And I answered:
Having clearly defined goals and values and doing what it takes to support those (debt-free living is key to that for us).
So you might think this is lame, but Michael and I are nerds, so we think it's fun - but we've been using our date nights to go through the workbook while we have babysitting (it's too hard to do while distracted by three needy little boys). It's been so eye-opening for us.
One important step in the process is to determine your "life-energy":
And in practical terms, life energy is basically what you make per hour minus every single work related expense (things you wouldn't pay for if you didn't have to work) including taxes.Our life energy is our allotment of time here on earth, the hours of precious life available to us. When we go to our jobs we are trading our life energy for money. You could even say that money equals our life energy. So, while money has no intrinsic reality, our life energy does — at least to us. It’s tangible, and it’s finite. It is precious because it is limited and irretrievable and because our choices about how we use it express the meaning and purpose of our time here on earth. Money is something you consider valuable enough to spend easily a quarter of your allotted time here on earth getting, spending, worrying about, fantasizing about or in some other way reacting to. (Source)

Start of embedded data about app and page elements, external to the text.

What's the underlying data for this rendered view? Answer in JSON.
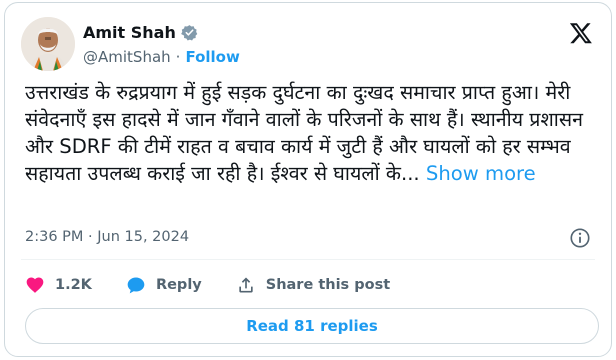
{
  "author": {
    "name": "Amit Shah",
    "handle": "@AmitShah",
    "separator": "·",
    "follow_label": "Follow"
  },
  "tweet": {
    "text": "उत्तराखंड के रुद्रप्रयाग में हुई सड़क दुर्घटना का दुःखद समाचार प्राप्त हुआ। मेरी संवेदनाएँ इस हादसे में जान गँवाने वालों के परिजनों के साथ हैं। स्थानीय प्रशासन और SDRF की टीमें राहत व बचाव कार्य में जुटी हैं और घायलों को हर सम्भव सहायता उपलब्ध कराई जा रही है। ईश्वर से घायलों के...",
    "show_more": "Show more",
    "timestamp": "2:36 PM · Jun 15, 2024"
  },
  "actions": {
    "likes": "1.2K",
    "reply_label": "Reply",
    "share_label": "Share this post"
  },
  "read_replies": "Read 81 replies",
  "colors": {
    "accent": "#1d9bf0",
    "like": "#f91880",
    "muted": "#536471"
  },
  "icons": {
    "verified": "verified-badge-icon",
    "platform": "x-logo-icon",
    "info": "info-icon",
    "like": "heart-icon",
    "reply": "speech-bubble-icon",
    "share": "upload-share-icon"
  }
}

The most powerful step in the YMOYL process so far for me was to determine our life purposes/goals and values. We kind of had an idea of what they were, but clearly stating them and knowing what we're about really has given us a roadmap and a compass for our life journey. No more flailing because we can just ask, "Does this align with our values and life goals?"
These are ours (although keep in mind that yours don't have to be the same):

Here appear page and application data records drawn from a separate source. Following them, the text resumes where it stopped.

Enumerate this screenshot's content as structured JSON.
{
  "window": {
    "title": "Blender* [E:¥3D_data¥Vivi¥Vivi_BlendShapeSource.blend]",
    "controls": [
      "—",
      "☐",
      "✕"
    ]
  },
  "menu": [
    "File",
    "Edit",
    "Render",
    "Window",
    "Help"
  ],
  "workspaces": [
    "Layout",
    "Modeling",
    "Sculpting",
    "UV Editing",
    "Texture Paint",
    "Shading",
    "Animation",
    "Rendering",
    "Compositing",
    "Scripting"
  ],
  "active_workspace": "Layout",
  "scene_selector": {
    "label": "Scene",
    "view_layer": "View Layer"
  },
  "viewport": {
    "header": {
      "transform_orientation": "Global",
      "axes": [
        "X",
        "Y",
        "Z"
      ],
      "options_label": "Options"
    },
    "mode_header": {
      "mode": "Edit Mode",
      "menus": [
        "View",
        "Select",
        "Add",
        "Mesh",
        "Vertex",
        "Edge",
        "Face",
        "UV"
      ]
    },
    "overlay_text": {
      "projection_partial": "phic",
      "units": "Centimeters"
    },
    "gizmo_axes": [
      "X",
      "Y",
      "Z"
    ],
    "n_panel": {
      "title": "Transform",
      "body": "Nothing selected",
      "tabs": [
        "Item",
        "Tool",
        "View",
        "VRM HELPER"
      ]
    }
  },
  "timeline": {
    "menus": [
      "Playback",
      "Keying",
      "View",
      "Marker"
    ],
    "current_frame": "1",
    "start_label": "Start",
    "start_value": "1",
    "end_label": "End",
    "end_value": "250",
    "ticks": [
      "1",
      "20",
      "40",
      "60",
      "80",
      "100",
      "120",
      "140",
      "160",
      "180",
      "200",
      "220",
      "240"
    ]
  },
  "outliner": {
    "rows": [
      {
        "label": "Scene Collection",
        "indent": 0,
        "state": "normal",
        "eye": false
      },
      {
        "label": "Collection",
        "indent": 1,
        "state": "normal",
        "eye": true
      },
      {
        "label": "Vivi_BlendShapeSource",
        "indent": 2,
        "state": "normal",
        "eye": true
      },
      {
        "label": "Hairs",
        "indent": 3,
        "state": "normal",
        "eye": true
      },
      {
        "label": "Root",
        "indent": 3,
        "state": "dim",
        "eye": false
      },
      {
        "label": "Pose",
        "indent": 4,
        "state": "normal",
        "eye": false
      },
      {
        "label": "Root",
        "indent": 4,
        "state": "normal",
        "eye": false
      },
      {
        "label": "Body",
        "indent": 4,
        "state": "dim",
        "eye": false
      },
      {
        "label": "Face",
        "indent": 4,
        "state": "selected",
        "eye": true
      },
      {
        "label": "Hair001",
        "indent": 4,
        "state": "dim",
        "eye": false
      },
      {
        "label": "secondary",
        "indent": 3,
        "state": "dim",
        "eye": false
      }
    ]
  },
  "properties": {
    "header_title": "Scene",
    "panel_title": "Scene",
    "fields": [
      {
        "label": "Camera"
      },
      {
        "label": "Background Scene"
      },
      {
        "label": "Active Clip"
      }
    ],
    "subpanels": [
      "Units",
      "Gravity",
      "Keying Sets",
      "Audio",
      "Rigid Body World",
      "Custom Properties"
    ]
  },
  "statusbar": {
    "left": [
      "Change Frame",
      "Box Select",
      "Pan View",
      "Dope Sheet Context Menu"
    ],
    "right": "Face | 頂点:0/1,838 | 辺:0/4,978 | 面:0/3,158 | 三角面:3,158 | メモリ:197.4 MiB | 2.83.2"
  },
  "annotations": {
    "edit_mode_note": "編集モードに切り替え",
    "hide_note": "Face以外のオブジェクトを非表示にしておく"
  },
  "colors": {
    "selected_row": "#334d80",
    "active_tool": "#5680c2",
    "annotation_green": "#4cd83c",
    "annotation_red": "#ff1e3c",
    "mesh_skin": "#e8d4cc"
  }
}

So it's one thing to say, "I want to spend $X on a new such-n-such." But it's a new way of thinking when we say, "Do I want to spend X hours of my life energy on a new such-n-such?" Well, if it's going to support our values and goals, then the answer can be yes. But if it's in contradiction to our values and goals, then I'd hope that the answer would be an obvious no to us.
GodFamilySimplicityThinking deeply about lifeHealthy livingAccomplishment/Hard WorkCreative expressionMeaningful friendshipsHospitality/service
Life Goals and PurposesLife experiences with our familyTo have a connected family with shared values
To be available for use by God in whichever way He sees fit
We just decided the other day to spend a week in Colorado because it definitely supports our values and goals. But it's possible that we could turn our vacation into something that doesn't line up with our values and goals, and if that happens, then it is a big, fat waste of time, money, and life energy. If we indulge in things on our trip that don't support our goals and values - like excessive shopping, poor eating, sedentary activities - then we've wasted a whole bunch our life energy.
So in our day to day lives with our regular budget, if we're spending $300 a month on going out to eat but not spending any money at all on active recreation or healthy food, then we've missed our mark since we value healthy living. I could keep coming up with examples, but you get the point. ;)
Anyway, this has been totally amazing and life-changing for me and Michael, and I highly recommend it to everyone! (And no, no one asked me to tell you that, just my opinion.) Let me know if you decide to do it! I'd love to hear your insights!